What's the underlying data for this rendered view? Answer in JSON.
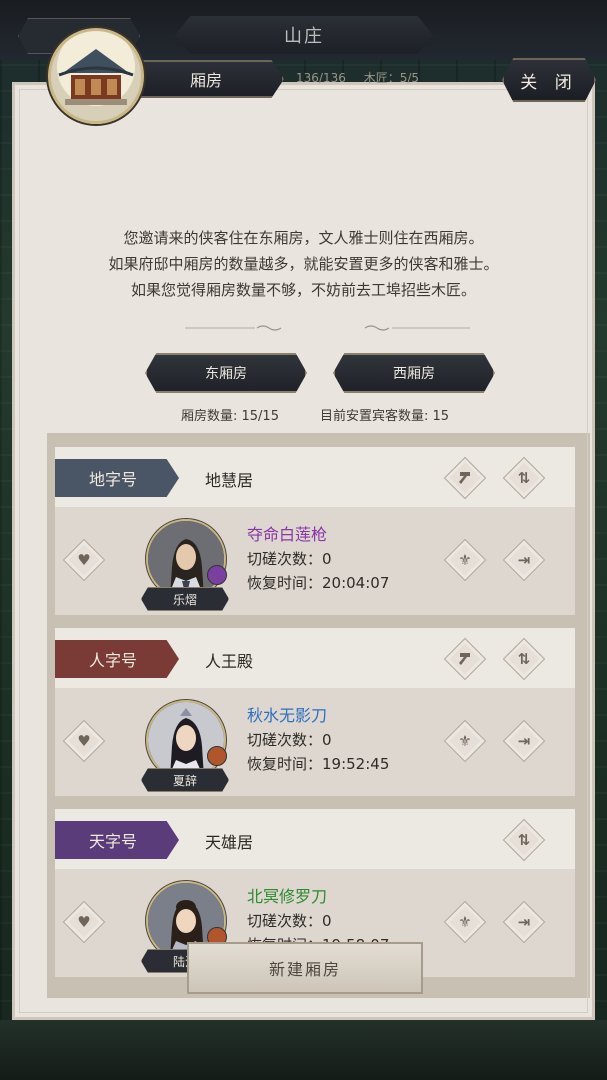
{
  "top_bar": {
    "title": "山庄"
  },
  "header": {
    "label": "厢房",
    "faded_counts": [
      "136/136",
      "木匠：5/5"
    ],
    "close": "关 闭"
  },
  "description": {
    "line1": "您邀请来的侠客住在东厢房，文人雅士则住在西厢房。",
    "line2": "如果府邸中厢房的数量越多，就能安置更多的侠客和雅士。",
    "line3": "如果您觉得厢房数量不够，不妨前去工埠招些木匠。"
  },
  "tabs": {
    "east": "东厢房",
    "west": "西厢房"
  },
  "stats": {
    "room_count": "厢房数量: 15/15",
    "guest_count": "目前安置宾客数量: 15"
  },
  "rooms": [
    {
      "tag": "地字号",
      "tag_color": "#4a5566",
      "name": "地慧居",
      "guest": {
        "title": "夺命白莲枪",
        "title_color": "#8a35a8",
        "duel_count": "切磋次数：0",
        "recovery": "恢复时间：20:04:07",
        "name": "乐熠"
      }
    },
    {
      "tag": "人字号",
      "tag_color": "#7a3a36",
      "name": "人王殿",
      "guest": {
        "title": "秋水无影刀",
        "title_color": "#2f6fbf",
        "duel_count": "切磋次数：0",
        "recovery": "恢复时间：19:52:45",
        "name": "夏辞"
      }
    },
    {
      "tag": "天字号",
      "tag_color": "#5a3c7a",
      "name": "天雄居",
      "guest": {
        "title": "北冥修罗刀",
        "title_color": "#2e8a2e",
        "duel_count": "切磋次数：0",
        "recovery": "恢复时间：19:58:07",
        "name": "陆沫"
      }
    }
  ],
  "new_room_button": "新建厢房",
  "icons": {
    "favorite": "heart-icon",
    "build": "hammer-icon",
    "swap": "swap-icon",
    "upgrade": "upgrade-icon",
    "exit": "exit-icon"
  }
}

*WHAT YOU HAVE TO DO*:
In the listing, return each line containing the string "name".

*ANSWER TO THIS TASK*:
      "name": "地慧居",
        "name": "乐熠"
      "name": "人王殿",
        "name": "夏辞"
      "name": "天雄居",
        "name": "陆沫"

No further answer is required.